On March 19, Representative Steve LaTourette (R-OH) —a member of the House Appropriations Subcommittee on Transportation, Housing and Urban Development, and Related Agencies—and Representative Marcia Fudge (D-OH) introduced the Restore our Neighborhoods Act of 2012, H.R. 4210. The bill would provide $4 billion for states and established land banks to issue 30-year demolition bonds, called Qualified Urban Demolition Bonds (QUDB), to demolish vacant, foreclosed, and abandoned homes.
Of the $4 billion allocated to the bond fund, $2 billion would be provided evenly to all states and $2 billion would be divided amongst states that have been hardest hit by the foreclosure crisis. Qualification as a hardest-hit state would be based on factors including unemployment, vacant housing rates, and foreclosure rates.
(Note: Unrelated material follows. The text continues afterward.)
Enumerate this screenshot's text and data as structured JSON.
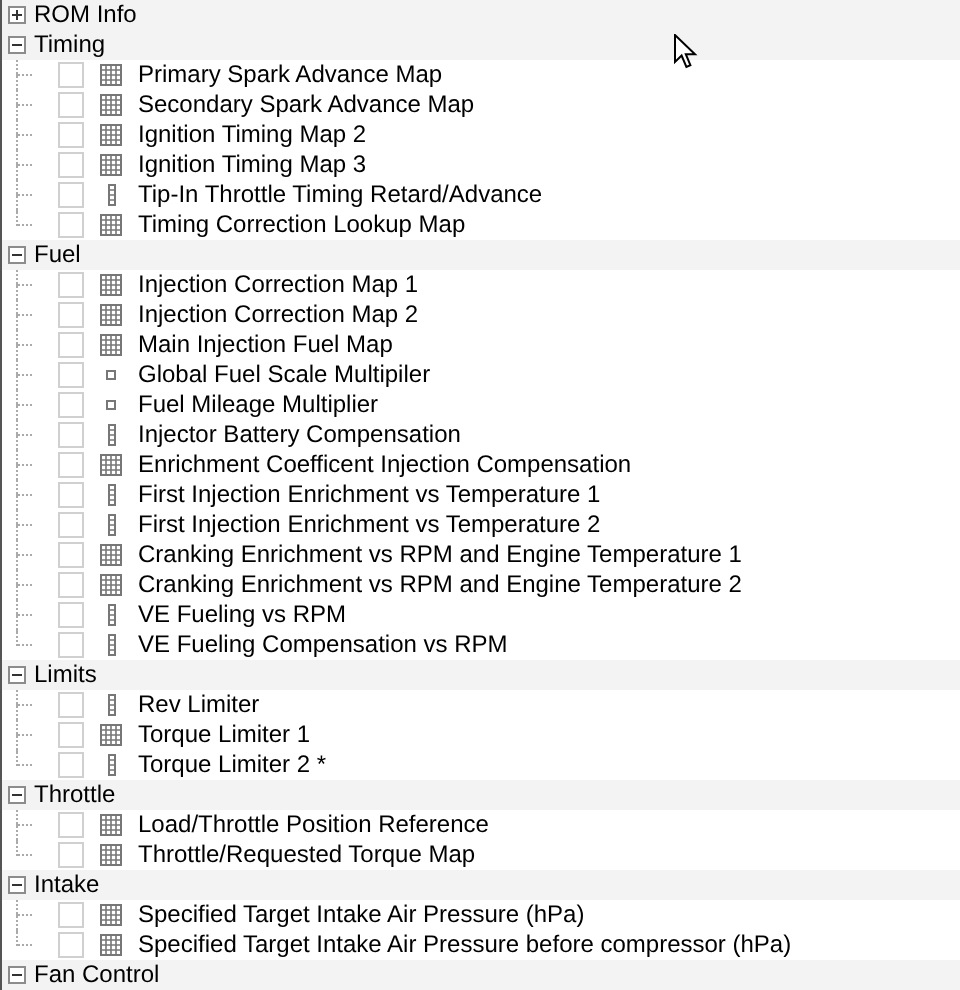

States would have two years to issue the demolition bonds before their allocations would be redistributed to hardest-hit states.
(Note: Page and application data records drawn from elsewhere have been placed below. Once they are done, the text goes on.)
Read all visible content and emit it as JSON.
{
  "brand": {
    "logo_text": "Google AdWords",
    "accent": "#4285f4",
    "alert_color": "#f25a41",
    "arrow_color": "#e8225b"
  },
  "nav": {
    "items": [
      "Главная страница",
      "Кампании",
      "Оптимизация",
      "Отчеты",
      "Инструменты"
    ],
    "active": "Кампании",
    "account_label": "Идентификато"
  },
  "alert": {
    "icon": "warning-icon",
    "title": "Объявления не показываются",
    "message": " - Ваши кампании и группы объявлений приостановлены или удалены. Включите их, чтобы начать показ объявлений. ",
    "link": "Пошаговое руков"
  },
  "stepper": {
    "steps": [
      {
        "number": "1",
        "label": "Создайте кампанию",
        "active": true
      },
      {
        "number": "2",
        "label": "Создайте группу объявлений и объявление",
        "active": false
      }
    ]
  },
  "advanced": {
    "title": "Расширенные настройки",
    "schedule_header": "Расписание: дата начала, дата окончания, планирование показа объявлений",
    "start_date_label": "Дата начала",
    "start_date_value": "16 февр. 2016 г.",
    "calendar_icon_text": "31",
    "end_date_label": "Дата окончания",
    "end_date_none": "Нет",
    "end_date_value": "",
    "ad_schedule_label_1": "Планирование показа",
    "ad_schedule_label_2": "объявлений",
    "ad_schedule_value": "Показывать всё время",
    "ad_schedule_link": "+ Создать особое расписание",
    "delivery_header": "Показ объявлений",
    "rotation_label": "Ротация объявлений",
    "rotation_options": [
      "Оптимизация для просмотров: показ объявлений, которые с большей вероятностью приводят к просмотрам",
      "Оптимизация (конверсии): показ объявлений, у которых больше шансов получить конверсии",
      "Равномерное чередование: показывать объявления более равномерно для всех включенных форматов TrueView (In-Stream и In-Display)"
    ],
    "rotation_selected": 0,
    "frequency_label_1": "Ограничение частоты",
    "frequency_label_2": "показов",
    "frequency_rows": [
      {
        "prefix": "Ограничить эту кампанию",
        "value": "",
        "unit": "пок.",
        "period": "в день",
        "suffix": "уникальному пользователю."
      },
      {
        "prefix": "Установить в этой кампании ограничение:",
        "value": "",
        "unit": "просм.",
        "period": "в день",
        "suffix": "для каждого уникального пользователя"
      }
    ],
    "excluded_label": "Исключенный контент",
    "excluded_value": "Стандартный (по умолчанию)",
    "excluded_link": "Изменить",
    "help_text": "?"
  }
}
At a press conference announcing the legislation, LaTourette and Fudge emphasized the need to remove uninhabitable and blighted properties from neighborhoods to help preserve property values. LaTourette said that in many neighborhoods, the only option is to demolish abandoned properties and replace them with new structures.
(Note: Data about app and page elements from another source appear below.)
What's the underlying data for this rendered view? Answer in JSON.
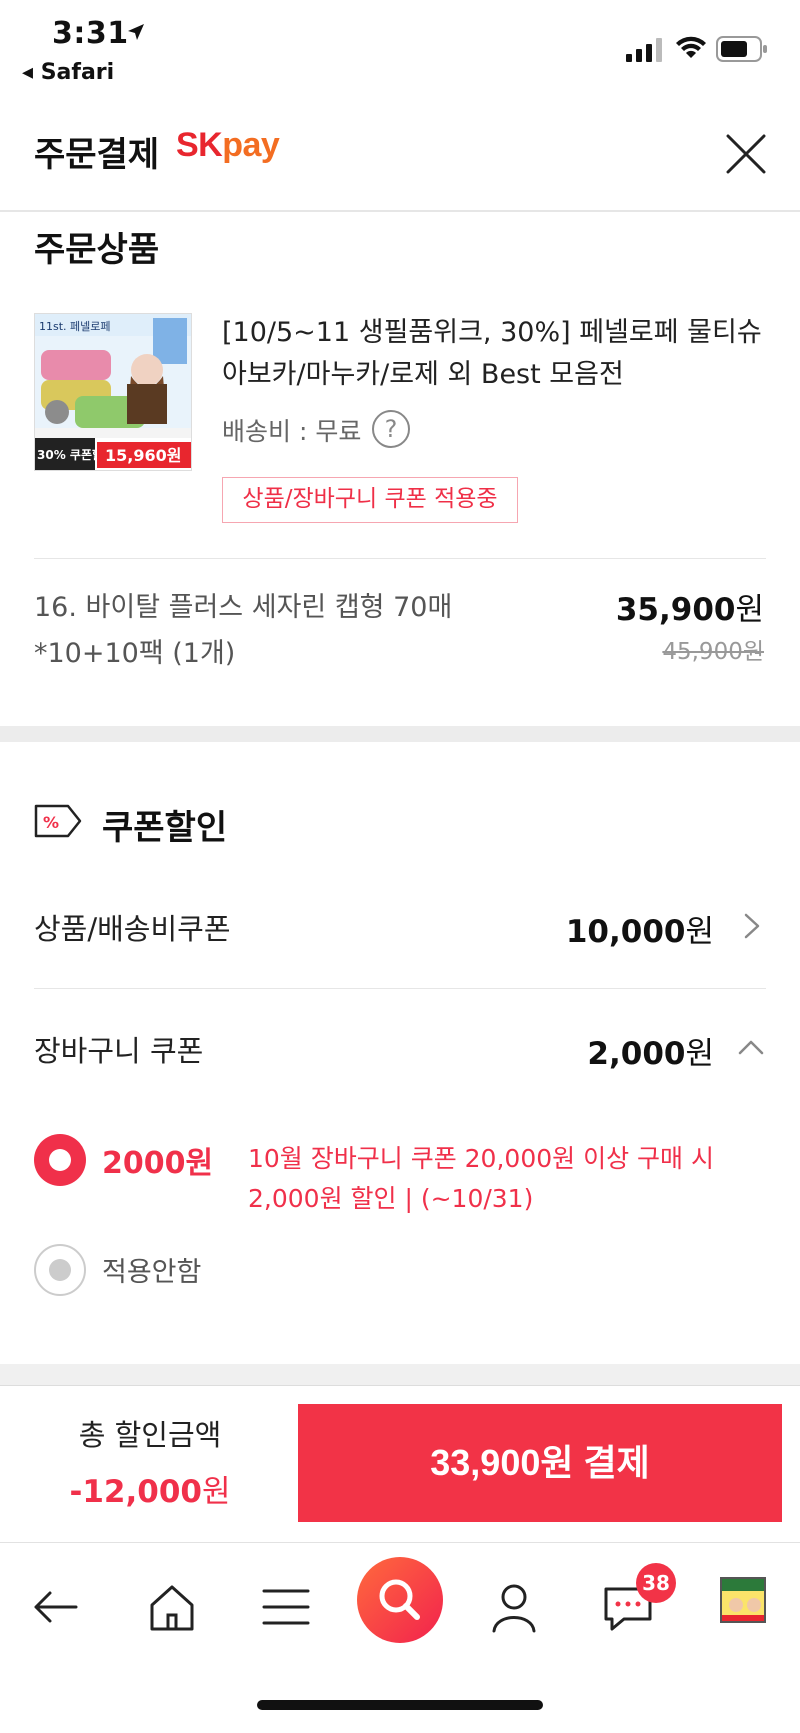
{
  "status_bar": {
    "time": "3:31",
    "back_app": "Safari"
  },
  "header": {
    "title": "주문결제",
    "brand_sk": "SK",
    "brand_pay": "pay"
  },
  "order_section": {
    "title": "주문상품",
    "product_name": "[10/5~11 생필품위크, 30%] 페넬로페 물티슈 아보카/마누카/로제 외 Best 모음전",
    "shipping": "배송비 : 무료",
    "help_symbol": "?",
    "coupon_tag": "상품/장바구니 쿠폰 적용중",
    "thumb_texts": {
      "brand": "11st. 페넬로페",
      "sale": "30% 쿠폰할인",
      "price": "15,960원"
    },
    "option_name": "16. 바이탈 플러스 세자린 캡형 70매*10+10팩 (1개)",
    "price": "35,900",
    "price_unit": "원",
    "original_price": "45,900원"
  },
  "coupon_section": {
    "title": "쿠폰할인",
    "icon_symbol": "%",
    "product_coupon_label": "상품/배송비쿠폰",
    "product_coupon_value": "10,000",
    "cart_coupon_label": "장바구니 쿠폰",
    "cart_coupon_value": "2,000",
    "unit": "원",
    "options": [
      {
        "amount": "2000원",
        "desc": "10월 장바구니 쿠폰 20,000원 이상 구매 시 2,000원 할인 | (~10/31)",
        "selected": true
      },
      {
        "label": "적용안함",
        "selected": false
      }
    ]
  },
  "pay_bar": {
    "total_label": "총 할인금액",
    "total_value": "-12,000",
    "unit": "원",
    "pay_button": "33,900원 결제"
  },
  "nav": {
    "chat_badge": "38"
  },
  "colors": {
    "accent": "#f23347",
    "brand_sk": "#e8262e",
    "brand_pay": "#f36d22"
  }
}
The funding would complement the federal Neighborhood Stabilization Program (NSP), of which 10 percent of funding can be used for demolition. The bill would also allow hardest-hit states, such as Ohio, to use up to their entire NSP allocation for demolition.